Wednesday, November 4, 2009
Convention Center, Exhibit Hall BC, Second Floor
This research aimed to evaluate the growth of corn plant at 62 days of age in
tropical soil of and the efficiency of nutrient use as a function of increasing levels of fertilization: 0, 1, 2, 4, 8, 16, and 32 g/plant of Brazil 4-14-8 (%nitrogen-phosphorus-potassium) at seeding and similar amounts of amonium sulphate at 34th day of age. Each level of fertilizer was applied to eight replicates and the plants were kept 20 cm distance among them in the row and 70 cm distance in the column. The plants height was 65, 81, 87, 99, 121, 129, and 127 cm; the diameter was 8.5, 12.8, 13.8, 17.2, 18.7, 21.0, and 21.4 mm, and the volume was 25, 70, 86, 153, 220, 297, and 305 cm3, respectively. The corn responses to fertilization showed hyperbolic curves and followed the Michaelis-Menten relationship. The highest efficiency of use of nutrients happened at low-level fertilization, showing logarithm decay with increase in fertilization.
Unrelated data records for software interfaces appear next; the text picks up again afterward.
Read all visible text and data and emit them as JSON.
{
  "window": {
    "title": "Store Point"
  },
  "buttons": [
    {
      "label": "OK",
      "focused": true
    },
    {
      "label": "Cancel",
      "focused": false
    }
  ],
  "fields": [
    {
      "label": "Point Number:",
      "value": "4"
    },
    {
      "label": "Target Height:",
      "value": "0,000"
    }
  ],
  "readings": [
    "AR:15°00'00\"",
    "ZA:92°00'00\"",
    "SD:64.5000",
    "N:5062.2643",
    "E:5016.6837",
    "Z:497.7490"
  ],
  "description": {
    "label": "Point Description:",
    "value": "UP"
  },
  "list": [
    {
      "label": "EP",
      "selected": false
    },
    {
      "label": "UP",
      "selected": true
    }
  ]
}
Although maximum crop productivity is always desirable, it demands elevated levels of nutrients, but the efficiency of nutrient use decreases drastically as the level of the nutrient increases (34, 22, 17, 14, 8, and 4 cm/g; 9, 5, 4, 3, 2 ,1 mm/g; and 89, 60, 64, 49, 34, and 17 cm3/g for height, diameter, and volume, respectively, comparing each level of fertilizer with the zero level). In addition, elevated levels of fertilizers in agriculture leads to fast exhaustion of nonrenewable natural resources and environmental pollution, such as water contamination with nitrate; soil acidification; and emissions of CO2 and N2O to atmosphere, with deleterious effects on global warming.